Atlanta has taken pains to introduce itself to the world as both a global city and a cybersecurity hub; the recent World Trade Day event wove those themes together during its fourth annual conference.
The World Trade Center Atlanta’s all-day summit June 24 blended broad geopolitical issues with specific strategies for defending against attacks in cyberspace during an event itself held on a new platform designed to foster interaction among virtual attendees.
Diplomats from the United Kingdom, Brazil, Liberia and Israel, along with commercial representatives from Hong Kong, described the challenges of engagement in a world derailed by a pandemic, while practitioners in both the military and civilian space described the challenges of cyber defense and prescribed available solutions.
Keynote speaker Lt. Col. Thomas Nelson showcased one of Georgia’s foremost cyber assets: the U.S. Army Cyber Command, which has already begun to spur private-sector activity in advance of its official opening next year at Fort Gordon in Augusta.
Mr. Nelson, who heads up the command’s Cyber Tactical Operations Center, demurred when asked to specify which countries pose the biggest threats to U.S. cybersecurity, but he outlined how the Army has gone from “being a reactive force to one that is proactive” to neutralize threats on an ever-changing global battlefield where the traditional advantages are blunted by the low barriers to entry.
Amid the pandemic, he said, there has been a “historic increase in the attack surface” with the normalization of remote work and virtual events.
Online, fortune favors those that make use of their capabilities, he said, citing a recent interview given by Paul Nakasone, commander of U.S. Cyber Command, director of the National Security Agency, and chief of the Central Security Service:

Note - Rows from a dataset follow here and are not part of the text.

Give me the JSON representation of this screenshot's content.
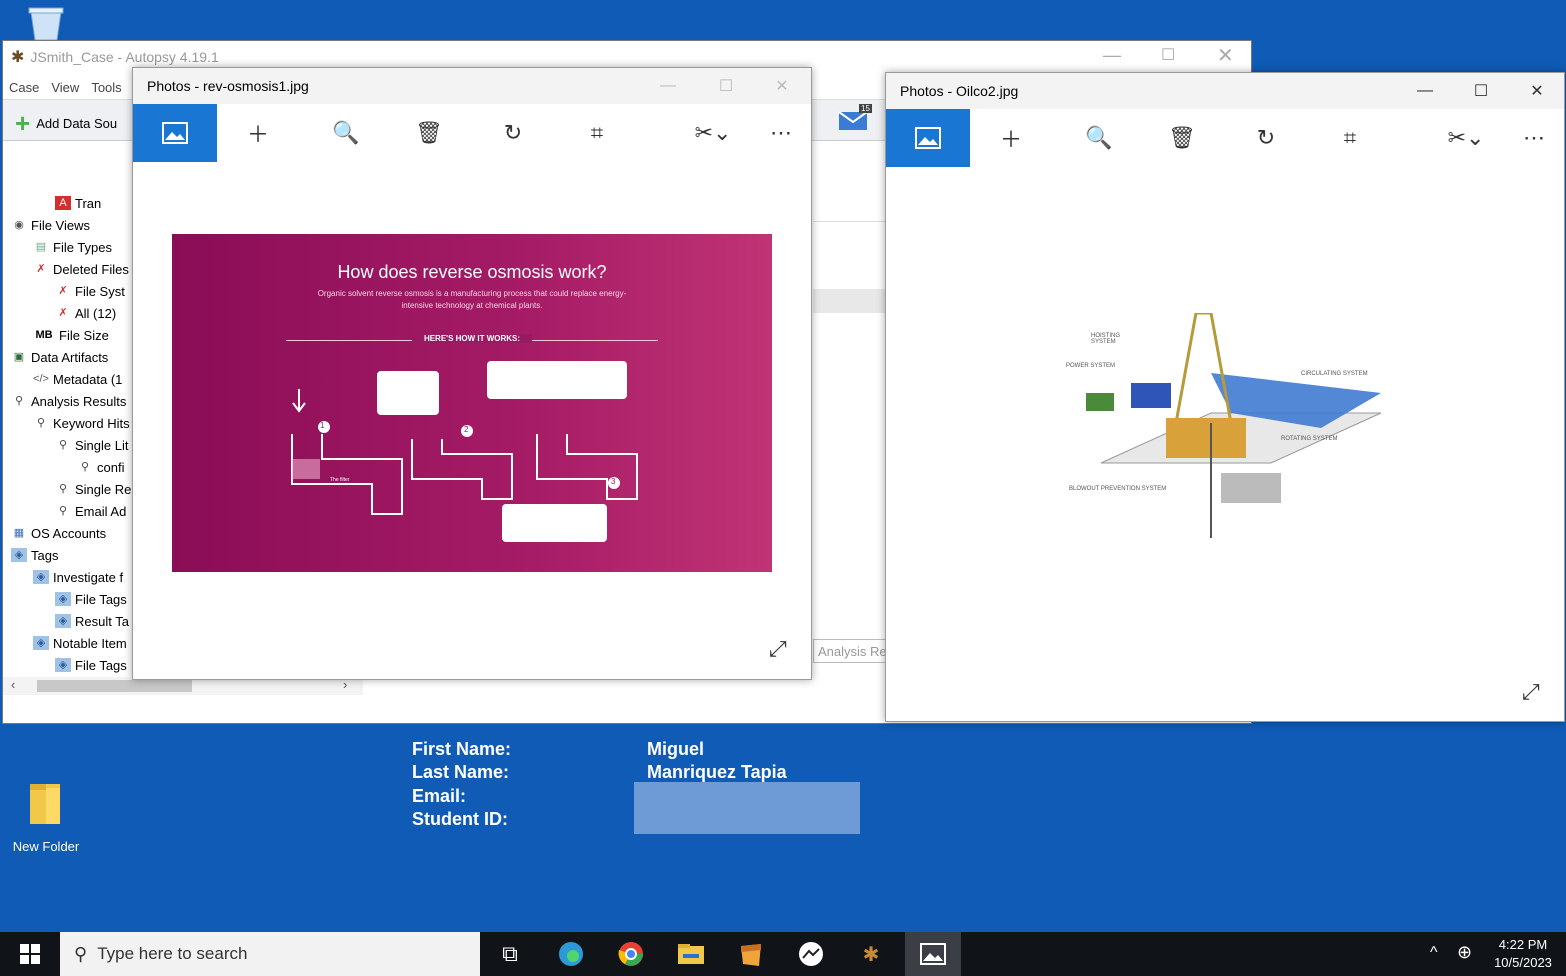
{
  "desktop": {
    "new_folder_label": "New Folder"
  },
  "autopsy": {
    "title": "JSmith_Case - Autopsy 4.19.1",
    "menu": [
      "Case",
      "View",
      "Tools"
    ],
    "add_data_source": "Add Data Sou",
    "mail_badge": "15",
    "tree": [
      {
        "label": "Tran",
        "indent": 2,
        "icon": "pdf-icon"
      },
      {
        "label": "File Views",
        "indent": 0,
        "icon": "eye-icon"
      },
      {
        "label": "File Types",
        "indent": 1,
        "icon": "filetypes-icon"
      },
      {
        "label": "Deleted Files",
        "indent": 1,
        "icon": "deleted-icon"
      },
      {
        "label": "File Syst",
        "indent": 2,
        "icon": "deleted-icon"
      },
      {
        "label": "All (12)",
        "indent": 2,
        "icon": "deleted-icon"
      },
      {
        "label": "File Size",
        "indent": 1,
        "icon": "mb-icon"
      },
      {
        "label": "Data Artifacts",
        "indent": 0,
        "icon": "artifact-icon"
      },
      {
        "label": "Metadata (1",
        "indent": 1,
        "icon": "code-icon"
      },
      {
        "label": "Analysis Results",
        "indent": 0,
        "icon": "search-icon"
      },
      {
        "label": "Keyword Hits",
        "indent": 1,
        "icon": "search-icon"
      },
      {
        "label": "Single Lit",
        "indent": 2,
        "icon": "search-icon"
      },
      {
        "label": "confi",
        "indent": 3,
        "icon": "search-icon"
      },
      {
        "label": "Single Re",
        "indent": 2,
        "icon": "search-icon"
      },
      {
        "label": "Email Ad",
        "indent": 2,
        "icon": "search-icon"
      },
      {
        "label": "OS Accounts",
        "indent": 0,
        "icon": "accounts-icon"
      },
      {
        "label": "Tags",
        "indent": 0,
        "icon": "tag-icon"
      },
      {
        "label": "Investigate f",
        "indent": 1,
        "icon": "tag-icon"
      },
      {
        "label": "File Tags",
        "indent": 2,
        "icon": "tag-icon"
      },
      {
        "label": "Result Ta",
        "indent": 2,
        "icon": "tag-icon"
      },
      {
        "label": "Notable Item",
        "indent": 1,
        "icon": "tag-icon"
      },
      {
        "label": "File Tags",
        "indent": 2,
        "icon": "tag-icon"
      }
    ],
    "analysis_tab_label": "Analysis Res"
  },
  "photo1": {
    "title": "Photos - rev-osmosis1.jpg",
    "image": {
      "heading": "How does reverse osmosis work?",
      "subheading": "Organic solvent reverse osmosis is a manufacturing process that could replace energy-intensive technology at chemical plants.",
      "section": "HERE'S HOW IT WORKS:",
      "step_numbers": [
        "1",
        "2",
        "3"
      ],
      "filter_label": "The filter"
    }
  },
  "photo2": {
    "title": "Photos - Oilco2.jpg",
    "image": {
      "labels": [
        "HOISTING SYSTEM",
        "POWER SYSTEM",
        "CIRCULATING SYSTEM",
        "ROTATING SYSTEM",
        "BLOWOUT PREVENTION SYSTEM"
      ]
    }
  },
  "student_info": {
    "first_name_label": "First Name:",
    "last_name_label": "Last Name:",
    "email_label": "Email:",
    "student_id_label": "Student ID:",
    "first_name": "Miguel",
    "last_name": "Manriquez Tapia"
  },
  "taskbar": {
    "search_placeholder": "Type here to search",
    "time": "4:22 PM",
    "date": "10/5/2023"
  },
  "colors": {
    "desktop_bg": "#0f5bb5",
    "photos_accent": "#1976d2",
    "osmosis_bg": "#9c1a64",
    "redaction": "#6e9bd6"
  }
}
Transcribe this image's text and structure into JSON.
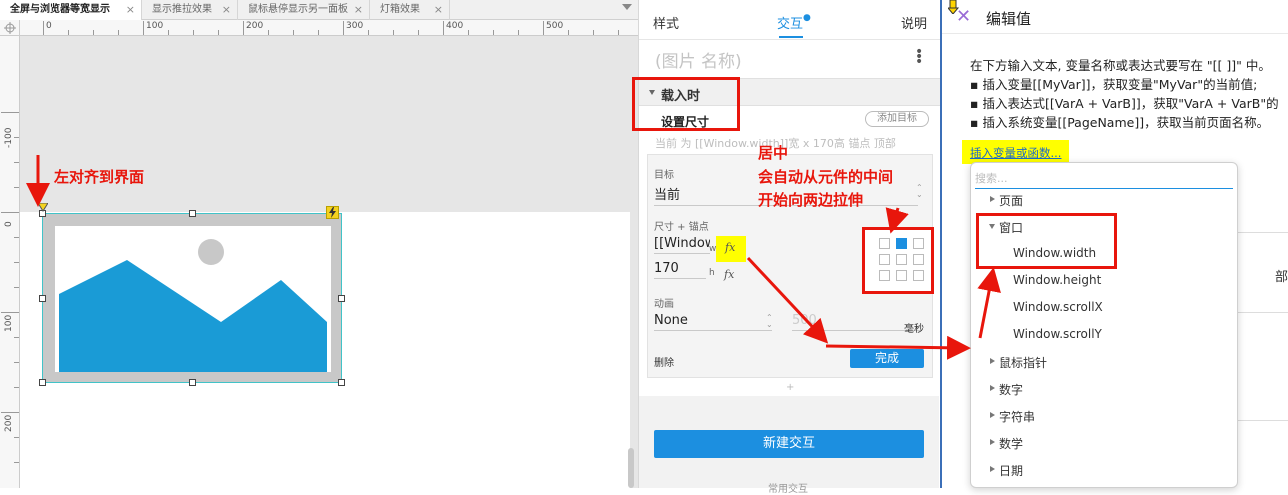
{
  "tabs": [
    {
      "label": "全屏与浏览器等宽显示",
      "active": true
    },
    {
      "label": "显示推拉效果",
      "active": false
    },
    {
      "label": "鼠标悬停显示另一面板",
      "active": false
    },
    {
      "label": "灯箱效果",
      "active": false
    }
  ],
  "ruler": {
    "h": [
      "0",
      "100",
      "200",
      "300",
      "400",
      "500"
    ],
    "v": [
      "-100",
      "0",
      "100",
      "200"
    ]
  },
  "annotations": {
    "left_align": "左对齐到界面",
    "center_line1": "居中",
    "center_line2": "会自动从元件的中间",
    "center_line3": "开始向两边拉伸"
  },
  "panel": {
    "tabs": {
      "style": "样式",
      "interaction": "交互",
      "notes": "说明"
    },
    "widget_name": "(图片 名称)",
    "event": "载入时",
    "action": "设置尺寸",
    "add_target": "添加目标",
    "action_desc": "当前 为 [[Window.width]]宽 x 170高 锚点 顶部",
    "target_label": "目标",
    "target_value": "当前",
    "size_label": "尺寸 + 锚点",
    "width_value": "[[Window",
    "width_unit": "w",
    "height_value": "170",
    "height_unit": "h",
    "anim_label": "动画",
    "anim_value": "None",
    "duration_value": "500",
    "duration_unit": "毫秒",
    "delete_label": "删除",
    "done_label": "完成",
    "new_interaction": "新建交互",
    "common_interaction": "常用交互"
  },
  "dialog": {
    "title": "编辑值",
    "lines": [
      "在下方输入文本, 变量名称或表达式要写在 \"[[ ]]\" 中。",
      "▪ 插入变量[[MyVar]]，获取变量\"MyVar\"的当前值;",
      "▪ 插入表达式[[VarA + VarB]]，获取\"VarA + VarB\"的",
      "▪ 插入系统变量[[PageName]]，获取当前页面名称。"
    ],
    "insert_link": "插入变量或函数...",
    "bg_text": "部变量名",
    "search_placeholder": "搜索...",
    "items": {
      "page": "页面",
      "window": "窗口",
      "width": "Window.width",
      "height": "Window.height",
      "scrollx": "Window.scrollX",
      "scrolly": "Window.scrollY",
      "cursor": "鼠标指针",
      "number": "数字",
      "string": "字符串",
      "math": "数学",
      "date": "日期"
    }
  },
  "colors": {
    "accent": "#1c8fe0",
    "annotation": "#e8160c",
    "highlight": "#ffff00",
    "image": "#1a9bd6"
  }
}
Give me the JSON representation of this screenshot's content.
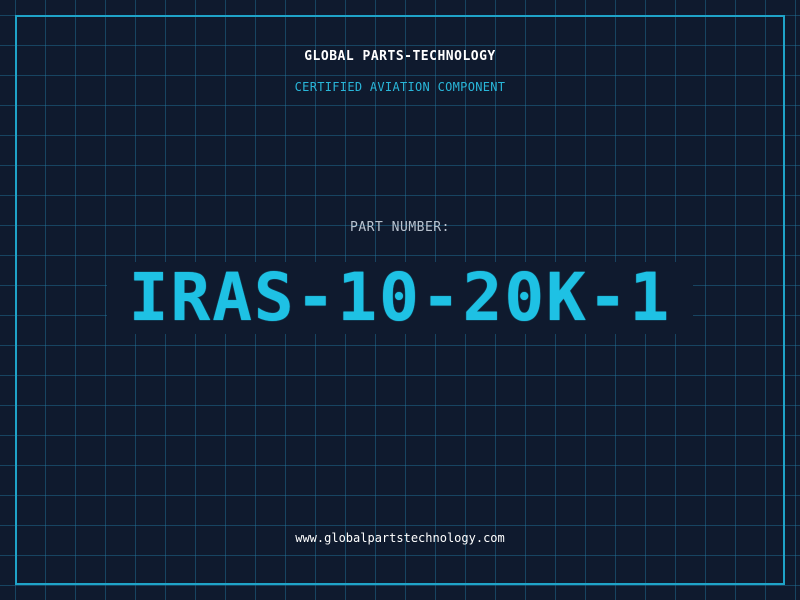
{
  "header": {
    "company": "GLOBAL PARTS-TECHNOLOGY",
    "subtitle": "CERTIFIED AVIATION COMPONENT"
  },
  "part": {
    "label": "PART NUMBER:",
    "number": "IRAS-10-20K-1"
  },
  "footer": {
    "url": "www.globalpartstechnology.com"
  },
  "colors": {
    "background": "#0f1a2e",
    "grid": "#2278a0",
    "accent": "#1ec1e4",
    "frame": "#1fa3c8"
  }
}
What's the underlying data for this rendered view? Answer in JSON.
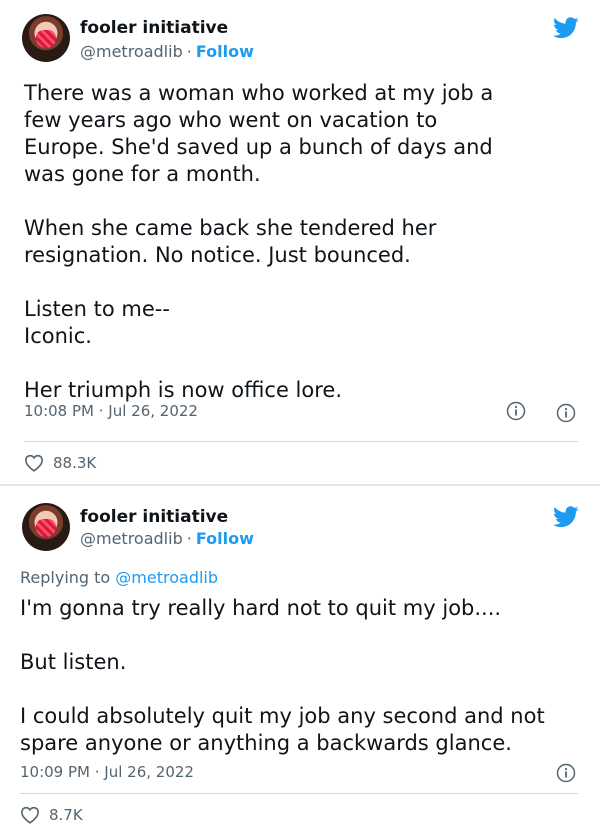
{
  "tweets": [
    {
      "author": {
        "name": "fooler initiative",
        "handle": "@metroadlib",
        "separator": "·",
        "follow_label": "Follow"
      },
      "lines": [
        "There was a woman who worked at my job a",
        "few years ago who went on vacation to",
        "Europe. She'd saved up a bunch of days and",
        "was gone for a month.",
        "",
        "When she came back she tendered her",
        "resignation. No notice. Just bounced.",
        "",
        "Listen to me--",
        "Iconic.",
        "",
        "Her triumph is now office lore."
      ],
      "timestamp": "10:08 PM · Jul 26, 2022",
      "likes": "88.3K"
    },
    {
      "author": {
        "name": "fooler initiative",
        "handle": "@metroadlib",
        "separator": "·",
        "follow_label": "Follow"
      },
      "replying_prefix": "Replying to",
      "replying_mention": "@metroadlib",
      "lines": [
        "I'm gonna try really hard not to quit my job....",
        "",
        "But listen.",
        "",
        "I could absolutely quit my job any second and not",
        "spare anyone or anything a backwards glance."
      ],
      "timestamp": "10:09 PM · Jul 26, 2022",
      "likes": "8.7K"
    }
  ],
  "colors": {
    "link": "#1d9bf0",
    "muted": "#536471",
    "text": "#0f1419",
    "divider": "#cfd9de"
  },
  "icons": [
    "twitter-bird-icon",
    "info-icon",
    "heart-icon"
  ]
}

“Superiority in cyberspace is temporary. We may achieve it for period, but it’s ephemeral. That’s why we must continually operate to seize the initiative and maintain that initiative in the face of persistent threats.”
The cyber center is engaged in defending weapons systems, data and critical infrastructure at a time when hackers — either state-sanctioned or not — are operating at a level just below the threshold of armed conflict.
“We can see the adversaries are continuing to try and push that line,” he said.
That has necessitated a sustained response, partnering with allies where possible and also forging partnerships with the academia, government and private sector to shore up defenses and stay ahead of the latest threats.
Harri Hursti, founding partner of Nordic Innovation Labs and an afternoon keynote speaker, said most companies fool themselves into thinking that they understand the enemy.
“Your are thinking as you would like your enemy to think. The enemy has a very bad habit of not agreeing with you how they are supposed to be thinking and behaving,” he said.
Critical thinking — not brainstorming on a whim but having a structured way of getting away from your biases — is key to true security. While “white hat” hackers are interested in the intellectual challenge and the elegance of solutions, bad actors known as “black hats” don’t need style points — they look for the easiest vulnerabilities to exploit.
He is “horrified” by the lack of security in some areas of infrastructure like the power grid; he’s seen some systems running on Windows 95.
“We are lucky that nothing bad has happened yet, but really the operative word is lucky,” he said. “We really need to go back to the drawing board and think how vulnerable we are.”
A panel of industry experts from Deloitte, NCR, AGCO and AT&T said the key, especially when thinking of targets like the financial system and supply chains, is setting standards where possible and thinking in terms of systemic resiliency.
Knowing that many companies will be hacked, they should all have a proactive plan for coming back online if and when their “crown jewels” are either compromised or taken hostage.
“The focus on resiliency is really what gets everyone through this, if you have a plan to recover in the wake of the worst-case scenario, … to handle what might be existential threats, the low-likelihood but high-impact events,” said Deloitte’s principal of cyber risk, Andrew Morrison, who moderated the panel discussion.
While large hacks make headlines, smaller companies are increasingly vulnerable because they don’t have the resources to pour into large IT departments, said NCR Chief Information Security Officer Bob Varnadoe, who advocated that SMEs focus on “basic hygiene” with their data — keeping up with antivirus software and patches where needed, while backing up often and knowing where the data is stored.
In an age of ransomware — like the attack that compromised the City of Atlanta’s systems — or financially motivated criminals seeking to expose personal data, as in the case of the massive Equifax data breach, it’s vital to have a plan.
As Mr. Hursti put it, citing an adage in the cybersecurity world:
“There are two kinds of companies — the ones that have been hacked and the ones who don’t know they have been.”
World Trade Day ticket holders can go back to the online venue, developed by vLink, to watch videos of the event and revisit the program for 30 days.
See the full program here.